DATA RECORDS Start Marker

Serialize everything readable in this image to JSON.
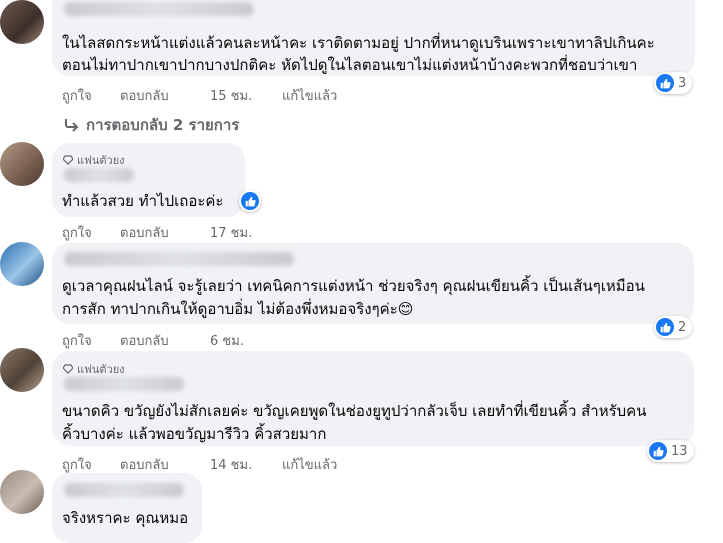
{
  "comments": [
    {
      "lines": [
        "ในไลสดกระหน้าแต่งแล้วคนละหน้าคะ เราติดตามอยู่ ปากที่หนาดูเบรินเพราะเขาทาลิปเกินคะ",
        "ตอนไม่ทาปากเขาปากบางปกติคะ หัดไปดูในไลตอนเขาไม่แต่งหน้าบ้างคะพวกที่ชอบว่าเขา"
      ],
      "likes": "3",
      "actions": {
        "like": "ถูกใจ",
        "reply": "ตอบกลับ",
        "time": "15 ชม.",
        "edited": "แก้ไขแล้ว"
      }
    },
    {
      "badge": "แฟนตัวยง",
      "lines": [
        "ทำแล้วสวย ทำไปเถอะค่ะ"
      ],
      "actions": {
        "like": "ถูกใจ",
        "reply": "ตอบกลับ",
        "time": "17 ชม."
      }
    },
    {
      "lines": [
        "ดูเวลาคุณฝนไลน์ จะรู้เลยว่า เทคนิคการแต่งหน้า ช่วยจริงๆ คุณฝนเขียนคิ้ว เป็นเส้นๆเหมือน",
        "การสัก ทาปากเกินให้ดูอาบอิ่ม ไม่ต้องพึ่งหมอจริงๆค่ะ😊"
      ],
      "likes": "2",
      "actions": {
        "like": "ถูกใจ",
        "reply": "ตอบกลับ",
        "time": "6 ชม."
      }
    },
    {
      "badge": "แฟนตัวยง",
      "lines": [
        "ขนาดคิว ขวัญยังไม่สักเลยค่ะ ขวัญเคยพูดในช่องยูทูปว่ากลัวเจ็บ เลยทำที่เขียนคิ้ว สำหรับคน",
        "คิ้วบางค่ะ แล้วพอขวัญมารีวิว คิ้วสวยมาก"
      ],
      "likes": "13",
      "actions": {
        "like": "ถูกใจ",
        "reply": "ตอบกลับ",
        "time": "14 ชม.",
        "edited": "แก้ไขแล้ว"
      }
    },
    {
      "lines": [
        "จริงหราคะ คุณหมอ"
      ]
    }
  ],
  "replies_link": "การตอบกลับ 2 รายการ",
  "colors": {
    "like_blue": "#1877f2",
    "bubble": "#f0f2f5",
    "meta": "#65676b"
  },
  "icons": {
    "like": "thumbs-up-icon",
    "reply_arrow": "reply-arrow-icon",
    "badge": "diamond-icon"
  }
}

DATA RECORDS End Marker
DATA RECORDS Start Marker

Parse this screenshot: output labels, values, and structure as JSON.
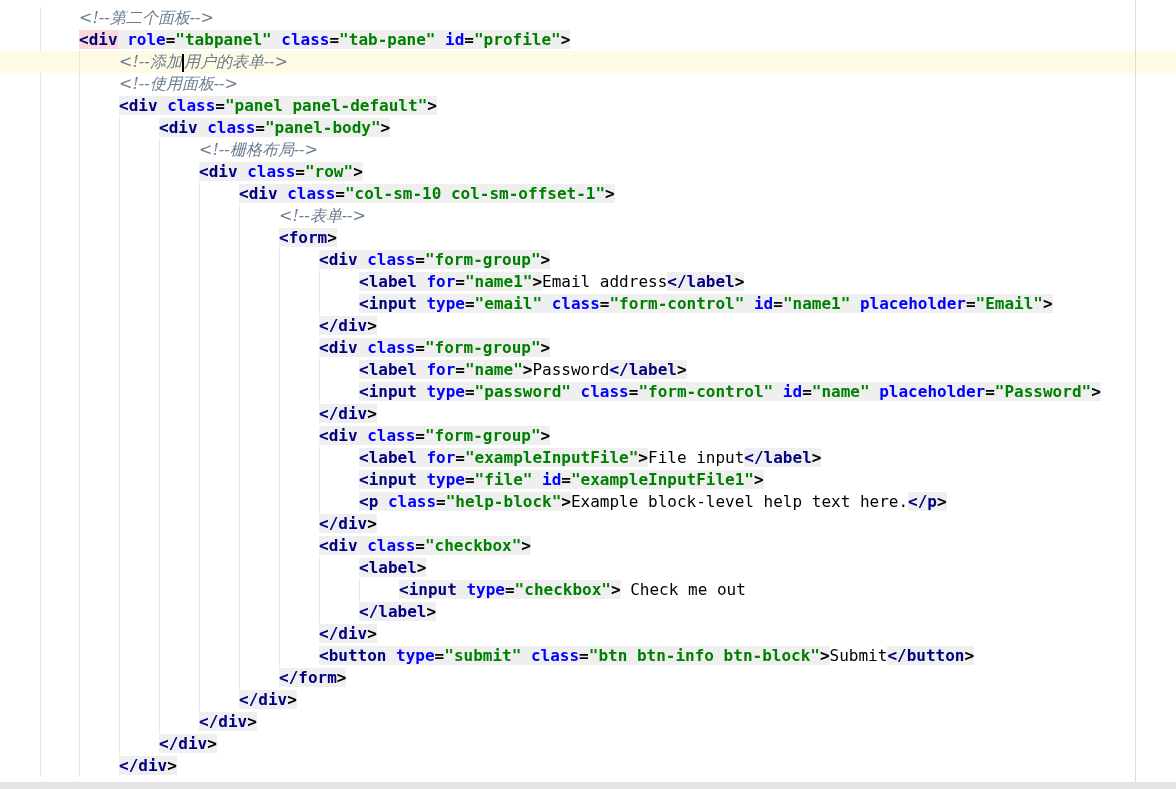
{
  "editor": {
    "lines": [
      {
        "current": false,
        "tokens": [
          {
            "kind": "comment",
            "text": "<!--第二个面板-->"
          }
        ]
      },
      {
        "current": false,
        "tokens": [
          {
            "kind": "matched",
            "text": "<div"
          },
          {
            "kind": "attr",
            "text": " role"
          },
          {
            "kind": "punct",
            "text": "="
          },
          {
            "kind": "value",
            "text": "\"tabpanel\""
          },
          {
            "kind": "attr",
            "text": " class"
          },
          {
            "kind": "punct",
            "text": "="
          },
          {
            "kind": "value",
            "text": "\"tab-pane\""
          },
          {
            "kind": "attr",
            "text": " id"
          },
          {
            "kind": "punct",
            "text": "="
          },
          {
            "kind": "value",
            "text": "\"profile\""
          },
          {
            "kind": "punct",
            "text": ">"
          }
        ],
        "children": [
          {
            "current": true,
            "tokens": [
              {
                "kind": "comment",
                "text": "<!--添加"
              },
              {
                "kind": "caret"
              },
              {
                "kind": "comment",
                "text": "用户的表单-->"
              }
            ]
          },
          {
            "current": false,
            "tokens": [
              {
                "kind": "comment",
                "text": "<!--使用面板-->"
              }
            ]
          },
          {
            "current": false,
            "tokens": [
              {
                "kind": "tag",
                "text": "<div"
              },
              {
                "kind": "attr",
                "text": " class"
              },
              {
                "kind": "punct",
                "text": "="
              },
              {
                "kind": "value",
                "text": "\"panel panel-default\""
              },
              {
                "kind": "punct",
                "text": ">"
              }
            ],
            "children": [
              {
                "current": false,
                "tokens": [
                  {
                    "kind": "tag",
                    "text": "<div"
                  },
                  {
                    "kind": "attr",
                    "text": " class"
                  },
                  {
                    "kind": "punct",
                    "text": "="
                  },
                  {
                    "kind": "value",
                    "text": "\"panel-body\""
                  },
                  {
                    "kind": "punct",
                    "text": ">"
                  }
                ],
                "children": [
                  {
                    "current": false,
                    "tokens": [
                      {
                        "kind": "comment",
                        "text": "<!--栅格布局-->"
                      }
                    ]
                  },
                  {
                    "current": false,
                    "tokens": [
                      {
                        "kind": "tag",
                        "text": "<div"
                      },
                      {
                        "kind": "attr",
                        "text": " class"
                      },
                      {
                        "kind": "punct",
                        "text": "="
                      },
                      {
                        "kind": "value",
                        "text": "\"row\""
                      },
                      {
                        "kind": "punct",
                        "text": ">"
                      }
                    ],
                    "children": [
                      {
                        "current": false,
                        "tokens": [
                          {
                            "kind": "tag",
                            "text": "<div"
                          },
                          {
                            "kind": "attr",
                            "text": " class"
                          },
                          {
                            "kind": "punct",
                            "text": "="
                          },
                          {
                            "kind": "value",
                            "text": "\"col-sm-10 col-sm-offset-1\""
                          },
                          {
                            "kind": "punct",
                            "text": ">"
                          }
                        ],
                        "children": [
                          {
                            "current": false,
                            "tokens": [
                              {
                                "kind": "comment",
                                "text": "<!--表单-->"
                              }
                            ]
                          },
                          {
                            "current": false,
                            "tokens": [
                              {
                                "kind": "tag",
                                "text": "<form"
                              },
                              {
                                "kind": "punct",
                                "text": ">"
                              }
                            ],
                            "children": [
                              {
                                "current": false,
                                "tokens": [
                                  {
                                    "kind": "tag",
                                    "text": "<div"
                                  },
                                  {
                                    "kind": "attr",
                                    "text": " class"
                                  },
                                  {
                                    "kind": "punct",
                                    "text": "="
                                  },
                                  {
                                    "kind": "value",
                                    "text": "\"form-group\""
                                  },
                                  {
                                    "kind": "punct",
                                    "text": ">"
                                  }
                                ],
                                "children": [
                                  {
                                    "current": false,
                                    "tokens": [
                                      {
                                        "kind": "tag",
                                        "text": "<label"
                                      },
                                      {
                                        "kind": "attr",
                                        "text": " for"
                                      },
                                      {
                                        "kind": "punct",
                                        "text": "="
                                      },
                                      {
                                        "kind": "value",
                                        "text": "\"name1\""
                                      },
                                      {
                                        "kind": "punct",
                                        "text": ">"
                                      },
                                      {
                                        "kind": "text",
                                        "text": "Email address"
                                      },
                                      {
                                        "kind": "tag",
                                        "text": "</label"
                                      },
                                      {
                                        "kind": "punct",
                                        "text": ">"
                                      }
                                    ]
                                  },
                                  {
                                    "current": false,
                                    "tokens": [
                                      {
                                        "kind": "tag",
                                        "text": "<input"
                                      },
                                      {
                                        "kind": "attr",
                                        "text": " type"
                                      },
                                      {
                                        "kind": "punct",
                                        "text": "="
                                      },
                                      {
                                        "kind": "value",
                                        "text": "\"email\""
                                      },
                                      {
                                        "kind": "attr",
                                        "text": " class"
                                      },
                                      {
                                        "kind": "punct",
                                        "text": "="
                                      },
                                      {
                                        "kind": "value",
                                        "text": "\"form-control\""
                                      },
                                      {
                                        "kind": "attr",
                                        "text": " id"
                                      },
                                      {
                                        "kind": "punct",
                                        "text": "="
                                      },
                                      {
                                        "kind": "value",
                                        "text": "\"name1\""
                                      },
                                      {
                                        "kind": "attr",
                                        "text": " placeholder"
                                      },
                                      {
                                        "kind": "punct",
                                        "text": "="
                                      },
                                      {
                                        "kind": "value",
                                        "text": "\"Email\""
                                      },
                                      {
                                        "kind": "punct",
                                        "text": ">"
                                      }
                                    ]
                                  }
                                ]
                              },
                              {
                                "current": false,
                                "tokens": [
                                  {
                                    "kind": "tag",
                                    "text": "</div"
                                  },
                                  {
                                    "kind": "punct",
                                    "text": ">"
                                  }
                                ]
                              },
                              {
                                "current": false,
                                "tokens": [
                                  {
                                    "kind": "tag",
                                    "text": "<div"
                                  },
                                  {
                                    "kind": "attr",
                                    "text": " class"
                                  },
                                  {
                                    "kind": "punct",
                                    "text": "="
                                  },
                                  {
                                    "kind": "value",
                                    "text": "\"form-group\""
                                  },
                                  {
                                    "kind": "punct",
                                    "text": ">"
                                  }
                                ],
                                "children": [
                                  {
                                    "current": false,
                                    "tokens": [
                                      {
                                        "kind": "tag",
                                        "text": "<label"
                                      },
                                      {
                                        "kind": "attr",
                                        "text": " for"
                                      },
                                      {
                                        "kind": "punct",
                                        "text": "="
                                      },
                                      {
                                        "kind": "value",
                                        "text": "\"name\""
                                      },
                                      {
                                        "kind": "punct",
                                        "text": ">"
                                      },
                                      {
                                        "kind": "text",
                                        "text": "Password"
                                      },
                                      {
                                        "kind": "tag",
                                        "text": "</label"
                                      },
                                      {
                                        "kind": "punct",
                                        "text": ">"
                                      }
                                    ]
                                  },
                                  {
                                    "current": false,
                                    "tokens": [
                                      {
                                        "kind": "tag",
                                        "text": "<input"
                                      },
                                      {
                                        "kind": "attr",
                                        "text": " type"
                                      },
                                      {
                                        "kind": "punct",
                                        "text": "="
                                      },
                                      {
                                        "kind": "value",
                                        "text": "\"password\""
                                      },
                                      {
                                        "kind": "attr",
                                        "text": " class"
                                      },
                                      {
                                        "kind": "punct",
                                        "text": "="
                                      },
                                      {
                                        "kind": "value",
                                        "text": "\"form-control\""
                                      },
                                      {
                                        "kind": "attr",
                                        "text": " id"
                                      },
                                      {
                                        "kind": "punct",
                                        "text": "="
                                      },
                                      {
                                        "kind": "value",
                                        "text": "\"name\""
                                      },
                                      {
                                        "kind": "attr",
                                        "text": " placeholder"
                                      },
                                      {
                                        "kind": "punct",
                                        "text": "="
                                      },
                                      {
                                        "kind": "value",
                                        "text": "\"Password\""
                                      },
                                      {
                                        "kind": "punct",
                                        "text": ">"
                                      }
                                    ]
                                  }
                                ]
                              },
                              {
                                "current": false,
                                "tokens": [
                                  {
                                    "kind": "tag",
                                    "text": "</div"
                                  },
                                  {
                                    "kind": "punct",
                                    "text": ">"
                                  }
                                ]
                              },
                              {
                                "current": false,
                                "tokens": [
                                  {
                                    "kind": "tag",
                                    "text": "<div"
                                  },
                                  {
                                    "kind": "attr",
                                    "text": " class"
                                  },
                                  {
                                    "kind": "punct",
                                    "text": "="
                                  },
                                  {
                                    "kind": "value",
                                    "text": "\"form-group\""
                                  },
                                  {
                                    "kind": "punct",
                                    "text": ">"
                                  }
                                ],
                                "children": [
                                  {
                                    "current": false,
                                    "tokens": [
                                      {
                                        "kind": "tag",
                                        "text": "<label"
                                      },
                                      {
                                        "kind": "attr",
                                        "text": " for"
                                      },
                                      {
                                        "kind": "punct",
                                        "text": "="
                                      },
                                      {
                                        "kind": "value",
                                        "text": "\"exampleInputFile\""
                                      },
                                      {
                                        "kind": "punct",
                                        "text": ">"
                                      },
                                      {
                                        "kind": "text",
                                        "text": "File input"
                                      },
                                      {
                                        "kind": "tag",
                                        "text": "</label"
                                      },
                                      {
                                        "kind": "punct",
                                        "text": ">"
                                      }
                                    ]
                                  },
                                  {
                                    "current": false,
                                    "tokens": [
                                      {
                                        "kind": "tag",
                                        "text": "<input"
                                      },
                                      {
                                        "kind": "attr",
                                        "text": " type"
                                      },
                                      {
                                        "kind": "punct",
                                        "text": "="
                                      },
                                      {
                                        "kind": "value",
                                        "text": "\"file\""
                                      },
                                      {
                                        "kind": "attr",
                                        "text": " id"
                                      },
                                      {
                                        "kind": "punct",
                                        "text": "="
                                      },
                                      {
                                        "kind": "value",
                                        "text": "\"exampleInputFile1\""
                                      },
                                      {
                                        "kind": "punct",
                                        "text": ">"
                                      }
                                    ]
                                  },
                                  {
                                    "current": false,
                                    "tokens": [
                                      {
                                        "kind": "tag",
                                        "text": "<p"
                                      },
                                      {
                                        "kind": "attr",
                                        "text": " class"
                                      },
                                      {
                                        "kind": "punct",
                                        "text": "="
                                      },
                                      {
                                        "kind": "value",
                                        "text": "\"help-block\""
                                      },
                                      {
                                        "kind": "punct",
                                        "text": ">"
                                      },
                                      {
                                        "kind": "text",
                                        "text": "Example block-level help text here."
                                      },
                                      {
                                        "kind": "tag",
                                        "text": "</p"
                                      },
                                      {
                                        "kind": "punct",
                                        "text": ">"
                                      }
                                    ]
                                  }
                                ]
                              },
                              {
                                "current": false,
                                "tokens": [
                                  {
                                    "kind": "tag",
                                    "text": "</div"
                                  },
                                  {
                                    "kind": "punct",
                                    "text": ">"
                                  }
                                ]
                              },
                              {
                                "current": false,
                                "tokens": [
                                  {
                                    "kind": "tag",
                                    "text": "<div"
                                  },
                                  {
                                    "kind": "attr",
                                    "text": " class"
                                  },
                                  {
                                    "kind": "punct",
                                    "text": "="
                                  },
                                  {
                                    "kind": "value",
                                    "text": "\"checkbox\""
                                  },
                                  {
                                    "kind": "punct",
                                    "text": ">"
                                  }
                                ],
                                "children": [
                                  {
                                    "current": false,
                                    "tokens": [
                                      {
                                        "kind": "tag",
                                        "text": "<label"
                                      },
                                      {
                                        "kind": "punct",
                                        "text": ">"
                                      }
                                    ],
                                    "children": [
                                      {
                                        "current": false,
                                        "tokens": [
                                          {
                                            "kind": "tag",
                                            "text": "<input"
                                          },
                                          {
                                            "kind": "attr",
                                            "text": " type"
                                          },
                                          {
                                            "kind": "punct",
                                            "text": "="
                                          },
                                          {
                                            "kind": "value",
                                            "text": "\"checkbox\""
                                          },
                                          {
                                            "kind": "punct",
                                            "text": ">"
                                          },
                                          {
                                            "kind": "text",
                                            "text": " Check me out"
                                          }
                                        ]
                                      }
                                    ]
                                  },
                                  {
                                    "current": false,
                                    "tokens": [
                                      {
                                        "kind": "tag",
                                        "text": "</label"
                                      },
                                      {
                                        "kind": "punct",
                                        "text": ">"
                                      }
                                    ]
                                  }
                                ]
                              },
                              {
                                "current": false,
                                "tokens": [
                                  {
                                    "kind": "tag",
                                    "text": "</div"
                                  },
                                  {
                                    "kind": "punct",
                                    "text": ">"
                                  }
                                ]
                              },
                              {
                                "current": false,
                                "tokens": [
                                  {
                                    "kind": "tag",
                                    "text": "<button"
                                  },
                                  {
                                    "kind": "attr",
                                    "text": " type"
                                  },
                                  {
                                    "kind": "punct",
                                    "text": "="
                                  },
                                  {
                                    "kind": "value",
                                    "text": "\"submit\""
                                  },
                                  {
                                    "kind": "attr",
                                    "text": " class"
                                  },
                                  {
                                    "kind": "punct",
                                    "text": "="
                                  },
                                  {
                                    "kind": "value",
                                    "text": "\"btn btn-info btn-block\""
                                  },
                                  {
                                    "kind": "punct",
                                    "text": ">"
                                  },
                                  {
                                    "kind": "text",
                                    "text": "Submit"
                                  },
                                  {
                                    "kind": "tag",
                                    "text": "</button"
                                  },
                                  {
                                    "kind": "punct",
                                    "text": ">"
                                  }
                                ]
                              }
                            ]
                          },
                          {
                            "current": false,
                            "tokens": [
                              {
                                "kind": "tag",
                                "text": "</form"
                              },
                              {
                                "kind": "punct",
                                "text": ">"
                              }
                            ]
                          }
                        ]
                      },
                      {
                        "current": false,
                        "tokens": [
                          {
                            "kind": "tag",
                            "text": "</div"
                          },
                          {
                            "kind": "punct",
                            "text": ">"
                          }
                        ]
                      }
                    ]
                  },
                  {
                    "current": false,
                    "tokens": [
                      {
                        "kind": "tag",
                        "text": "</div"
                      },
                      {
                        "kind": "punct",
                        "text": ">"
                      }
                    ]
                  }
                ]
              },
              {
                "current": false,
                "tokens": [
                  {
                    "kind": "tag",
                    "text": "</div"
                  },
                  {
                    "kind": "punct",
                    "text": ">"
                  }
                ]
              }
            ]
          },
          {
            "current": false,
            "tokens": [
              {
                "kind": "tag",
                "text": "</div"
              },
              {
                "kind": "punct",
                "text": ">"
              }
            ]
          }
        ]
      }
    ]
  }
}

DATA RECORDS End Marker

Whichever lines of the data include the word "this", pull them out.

FINAL ANSWER:
Serialize everything readable in this image to JSON.
Parse this screenshot: output labels, values, and structure as JSON.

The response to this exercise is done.